But it's also the case that large, established providers can design and develop aggregated solutions that are right in their wheelhouse and then help to amortize and distribute some of their own investment by licensing or otherwise making these tools available to others in the marketplace-- including many of their own customers and even in some instances competitors. Getting customers to adopt these new tools is a great way to have them do more of the necessary work on their own and conserves your own resources.

In the platform business, almost any incremental volume is good volume and users are users regardless (in most cases) of who or where the traffic is coming from. ComScore's new Activation solution suite creates audience segments that can then be deployed internally or through third-party ad tech platforms. To benefit their clients, ComScore has already forward-integrated its solution into more than 15 different vendors' offerings including products from Centro, Salesforce, Adobe, etc.

Some of the smartest big guys (like KeyBank and Hertz) have figured out how to partner with super tech-savvy startups like Snapsheet in Chicago to create systems that will change the way whole industries (like banking, insurance and vehicle rental) do business in short order. Whether it's photo documentation, aggregated payment walls for multi-channel remittances, or delivering better, smarter and faster customer-centric experiences in the field - Snapsheet and its corporate partners continue to lead the way and develop new answers.

Of course, there are clear competitive exceptions that we are starting to see, especially in the race to dominate and control the media expenditures of consumers. Amazon's Echo Show won't play YouTube videos. Wonder why-- especially when Amazon is Google's largest customer? Keep in mind that Amazon is now dominating search for high-value items with a share almost twice that of Google. This is also clearly why Disney is pulling its offerings from Netflix and starting its own streaming services. And, it's why CBS is carving out its sports offerings from ESPN to build its own live streaming service. Facebook and Apple are still trying to figure out how to move more aggressively into the exploding streaming media space and who they decide to cooperate with and who they decide to crush will make for a great soap opera. Frenemies forever, I guess.
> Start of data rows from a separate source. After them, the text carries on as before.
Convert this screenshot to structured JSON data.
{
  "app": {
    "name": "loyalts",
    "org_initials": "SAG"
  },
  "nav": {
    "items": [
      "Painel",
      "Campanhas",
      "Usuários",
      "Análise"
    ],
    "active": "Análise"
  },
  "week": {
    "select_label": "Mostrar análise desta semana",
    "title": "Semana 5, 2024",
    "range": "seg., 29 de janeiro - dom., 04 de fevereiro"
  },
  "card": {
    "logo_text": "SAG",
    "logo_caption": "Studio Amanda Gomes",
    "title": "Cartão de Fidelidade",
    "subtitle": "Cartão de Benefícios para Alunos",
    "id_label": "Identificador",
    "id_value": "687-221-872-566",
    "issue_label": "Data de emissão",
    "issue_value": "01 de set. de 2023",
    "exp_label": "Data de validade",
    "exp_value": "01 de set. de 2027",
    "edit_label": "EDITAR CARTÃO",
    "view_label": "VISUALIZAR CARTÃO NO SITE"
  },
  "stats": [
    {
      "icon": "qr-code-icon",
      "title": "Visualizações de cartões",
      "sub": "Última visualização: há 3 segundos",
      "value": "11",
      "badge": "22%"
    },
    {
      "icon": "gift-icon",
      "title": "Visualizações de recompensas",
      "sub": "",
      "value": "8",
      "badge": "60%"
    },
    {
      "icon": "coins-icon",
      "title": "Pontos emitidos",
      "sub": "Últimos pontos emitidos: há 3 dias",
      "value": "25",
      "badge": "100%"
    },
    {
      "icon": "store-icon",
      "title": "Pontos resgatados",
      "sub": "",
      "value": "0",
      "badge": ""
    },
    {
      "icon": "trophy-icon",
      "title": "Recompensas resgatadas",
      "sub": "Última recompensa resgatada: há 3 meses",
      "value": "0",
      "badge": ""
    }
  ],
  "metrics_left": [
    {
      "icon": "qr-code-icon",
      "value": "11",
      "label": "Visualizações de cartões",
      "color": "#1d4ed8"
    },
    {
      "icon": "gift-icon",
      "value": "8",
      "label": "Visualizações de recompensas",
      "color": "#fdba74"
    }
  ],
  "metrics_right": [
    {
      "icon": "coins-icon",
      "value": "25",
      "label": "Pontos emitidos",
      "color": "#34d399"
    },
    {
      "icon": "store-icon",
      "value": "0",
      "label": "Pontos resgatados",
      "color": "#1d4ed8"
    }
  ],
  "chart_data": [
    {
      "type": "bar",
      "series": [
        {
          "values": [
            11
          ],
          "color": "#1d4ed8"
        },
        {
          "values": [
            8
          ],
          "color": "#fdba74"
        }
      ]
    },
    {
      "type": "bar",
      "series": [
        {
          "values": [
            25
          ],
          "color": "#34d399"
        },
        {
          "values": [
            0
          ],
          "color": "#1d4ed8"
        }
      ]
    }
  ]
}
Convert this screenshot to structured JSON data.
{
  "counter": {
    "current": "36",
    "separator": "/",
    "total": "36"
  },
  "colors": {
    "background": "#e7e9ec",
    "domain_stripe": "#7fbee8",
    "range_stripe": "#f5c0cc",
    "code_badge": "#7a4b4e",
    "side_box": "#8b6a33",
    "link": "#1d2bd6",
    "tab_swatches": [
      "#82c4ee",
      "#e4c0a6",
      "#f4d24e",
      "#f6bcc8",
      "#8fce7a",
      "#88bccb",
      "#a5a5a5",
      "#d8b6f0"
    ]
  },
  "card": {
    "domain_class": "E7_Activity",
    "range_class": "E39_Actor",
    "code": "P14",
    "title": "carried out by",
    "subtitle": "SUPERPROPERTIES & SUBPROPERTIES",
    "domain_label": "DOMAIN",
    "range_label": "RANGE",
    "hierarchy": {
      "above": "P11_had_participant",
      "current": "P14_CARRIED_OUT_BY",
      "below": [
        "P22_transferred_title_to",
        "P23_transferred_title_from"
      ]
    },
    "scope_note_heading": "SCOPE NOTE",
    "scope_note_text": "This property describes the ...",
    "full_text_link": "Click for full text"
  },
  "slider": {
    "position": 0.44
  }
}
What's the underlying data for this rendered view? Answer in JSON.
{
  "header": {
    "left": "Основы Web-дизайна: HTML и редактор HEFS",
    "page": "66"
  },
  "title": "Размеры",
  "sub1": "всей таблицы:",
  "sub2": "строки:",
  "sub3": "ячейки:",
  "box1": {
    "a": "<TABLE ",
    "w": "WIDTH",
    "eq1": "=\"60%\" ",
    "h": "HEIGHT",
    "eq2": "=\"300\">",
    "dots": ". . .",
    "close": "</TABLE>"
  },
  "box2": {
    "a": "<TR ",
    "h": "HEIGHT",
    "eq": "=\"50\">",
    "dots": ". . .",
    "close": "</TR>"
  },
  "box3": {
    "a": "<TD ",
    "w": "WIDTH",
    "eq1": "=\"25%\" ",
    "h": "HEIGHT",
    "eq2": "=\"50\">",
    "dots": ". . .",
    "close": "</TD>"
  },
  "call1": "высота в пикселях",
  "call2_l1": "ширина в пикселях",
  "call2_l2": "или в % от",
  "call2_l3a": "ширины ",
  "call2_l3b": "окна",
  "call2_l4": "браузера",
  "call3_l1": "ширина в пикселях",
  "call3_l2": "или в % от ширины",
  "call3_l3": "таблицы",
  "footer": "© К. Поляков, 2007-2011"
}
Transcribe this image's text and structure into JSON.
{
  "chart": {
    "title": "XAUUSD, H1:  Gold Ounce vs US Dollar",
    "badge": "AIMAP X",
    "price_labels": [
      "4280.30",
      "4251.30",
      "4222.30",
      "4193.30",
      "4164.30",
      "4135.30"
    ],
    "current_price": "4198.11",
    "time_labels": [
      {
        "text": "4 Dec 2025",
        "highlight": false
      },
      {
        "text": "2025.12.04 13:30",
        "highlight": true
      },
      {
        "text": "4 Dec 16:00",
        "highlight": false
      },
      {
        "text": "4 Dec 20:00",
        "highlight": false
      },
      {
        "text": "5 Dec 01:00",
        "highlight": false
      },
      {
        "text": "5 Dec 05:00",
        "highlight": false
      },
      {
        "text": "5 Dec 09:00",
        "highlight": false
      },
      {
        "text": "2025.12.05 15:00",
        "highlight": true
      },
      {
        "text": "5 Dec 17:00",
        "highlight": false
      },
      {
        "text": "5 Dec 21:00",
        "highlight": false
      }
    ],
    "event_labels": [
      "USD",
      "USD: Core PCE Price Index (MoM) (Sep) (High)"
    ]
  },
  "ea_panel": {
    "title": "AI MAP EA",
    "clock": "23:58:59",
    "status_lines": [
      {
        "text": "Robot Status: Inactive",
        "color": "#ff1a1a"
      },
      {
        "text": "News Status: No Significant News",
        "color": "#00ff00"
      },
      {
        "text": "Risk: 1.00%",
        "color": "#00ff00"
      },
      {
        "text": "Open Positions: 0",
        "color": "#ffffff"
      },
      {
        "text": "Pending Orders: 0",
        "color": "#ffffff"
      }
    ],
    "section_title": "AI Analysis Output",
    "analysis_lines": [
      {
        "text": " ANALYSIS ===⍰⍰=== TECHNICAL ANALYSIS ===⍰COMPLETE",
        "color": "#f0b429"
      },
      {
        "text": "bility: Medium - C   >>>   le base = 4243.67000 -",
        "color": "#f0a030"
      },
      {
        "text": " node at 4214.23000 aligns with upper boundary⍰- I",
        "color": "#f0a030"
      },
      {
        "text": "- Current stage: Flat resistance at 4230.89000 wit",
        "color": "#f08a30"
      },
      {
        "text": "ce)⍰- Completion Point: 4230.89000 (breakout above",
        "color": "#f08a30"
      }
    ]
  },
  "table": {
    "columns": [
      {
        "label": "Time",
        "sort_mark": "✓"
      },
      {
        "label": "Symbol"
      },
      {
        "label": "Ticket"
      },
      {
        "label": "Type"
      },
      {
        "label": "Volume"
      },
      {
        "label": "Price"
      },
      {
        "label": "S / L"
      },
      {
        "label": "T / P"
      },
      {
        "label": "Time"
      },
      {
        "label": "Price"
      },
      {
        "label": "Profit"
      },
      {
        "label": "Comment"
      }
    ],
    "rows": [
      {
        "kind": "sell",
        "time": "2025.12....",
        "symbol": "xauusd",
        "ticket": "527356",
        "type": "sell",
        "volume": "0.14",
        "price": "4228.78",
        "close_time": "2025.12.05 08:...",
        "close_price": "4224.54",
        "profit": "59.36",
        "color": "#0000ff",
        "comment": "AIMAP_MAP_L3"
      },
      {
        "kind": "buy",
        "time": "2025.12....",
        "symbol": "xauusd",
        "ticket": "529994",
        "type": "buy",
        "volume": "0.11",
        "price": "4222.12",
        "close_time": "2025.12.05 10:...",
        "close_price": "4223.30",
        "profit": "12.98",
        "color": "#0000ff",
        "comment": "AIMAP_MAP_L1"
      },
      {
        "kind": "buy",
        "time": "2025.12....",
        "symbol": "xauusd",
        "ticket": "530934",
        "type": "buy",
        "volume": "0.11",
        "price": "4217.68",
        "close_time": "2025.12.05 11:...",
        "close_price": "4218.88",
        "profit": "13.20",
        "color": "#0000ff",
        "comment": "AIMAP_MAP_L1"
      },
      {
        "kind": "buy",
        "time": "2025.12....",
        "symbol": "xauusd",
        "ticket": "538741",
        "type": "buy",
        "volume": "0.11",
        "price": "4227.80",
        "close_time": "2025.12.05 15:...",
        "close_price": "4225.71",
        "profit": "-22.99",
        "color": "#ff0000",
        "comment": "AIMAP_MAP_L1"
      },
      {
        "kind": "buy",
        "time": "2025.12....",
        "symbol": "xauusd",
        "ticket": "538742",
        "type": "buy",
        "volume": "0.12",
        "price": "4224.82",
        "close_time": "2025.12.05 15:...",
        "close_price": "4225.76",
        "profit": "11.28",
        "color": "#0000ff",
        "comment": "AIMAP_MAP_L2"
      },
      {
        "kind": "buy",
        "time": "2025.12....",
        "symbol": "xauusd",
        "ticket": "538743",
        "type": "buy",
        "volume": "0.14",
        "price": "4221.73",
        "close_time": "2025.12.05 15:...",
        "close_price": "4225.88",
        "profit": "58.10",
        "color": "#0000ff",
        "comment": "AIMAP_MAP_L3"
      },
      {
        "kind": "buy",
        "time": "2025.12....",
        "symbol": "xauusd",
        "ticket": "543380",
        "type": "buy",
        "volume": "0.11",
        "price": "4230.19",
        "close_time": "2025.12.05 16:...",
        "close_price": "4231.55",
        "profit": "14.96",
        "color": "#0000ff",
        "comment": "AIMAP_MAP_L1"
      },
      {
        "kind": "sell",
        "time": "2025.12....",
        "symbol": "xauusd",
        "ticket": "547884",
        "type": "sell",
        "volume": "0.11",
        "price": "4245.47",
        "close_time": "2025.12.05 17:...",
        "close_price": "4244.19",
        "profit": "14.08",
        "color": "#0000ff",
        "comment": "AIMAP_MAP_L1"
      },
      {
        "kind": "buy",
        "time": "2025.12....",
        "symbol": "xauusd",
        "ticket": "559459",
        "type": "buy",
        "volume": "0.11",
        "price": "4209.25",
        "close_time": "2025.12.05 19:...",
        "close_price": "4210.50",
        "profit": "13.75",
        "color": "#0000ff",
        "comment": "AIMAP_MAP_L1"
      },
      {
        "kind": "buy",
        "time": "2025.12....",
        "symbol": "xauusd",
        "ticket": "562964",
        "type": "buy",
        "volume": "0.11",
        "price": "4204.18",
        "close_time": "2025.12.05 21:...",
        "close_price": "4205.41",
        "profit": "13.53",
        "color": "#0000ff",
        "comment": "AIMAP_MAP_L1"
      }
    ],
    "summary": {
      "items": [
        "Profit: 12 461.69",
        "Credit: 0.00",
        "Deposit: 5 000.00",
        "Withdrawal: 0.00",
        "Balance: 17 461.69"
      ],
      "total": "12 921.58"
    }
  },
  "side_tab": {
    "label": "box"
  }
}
The one-stop strategy really hasn't changed, it's just repeating itself in different industries at an accelerating rate. Until human nature radically changes, and don't hold your breath waiting, we'll always gravitate to the one-stop shops, the easiest and most accessible solutions, the pre-built answers and already in-place tracks. In fact, we're much more productive in our own businesses as well when we stick to our knitting, focus on what we can do best, and let someone else build the massive infrastructure and platforms that will eventually connect us all.

We'll all end up paying the platform "pipers" for the privilege and sometimes being gouged by the gatekeepers (like Netflix, which is raising its rates again), but honestly most of us won't really mind.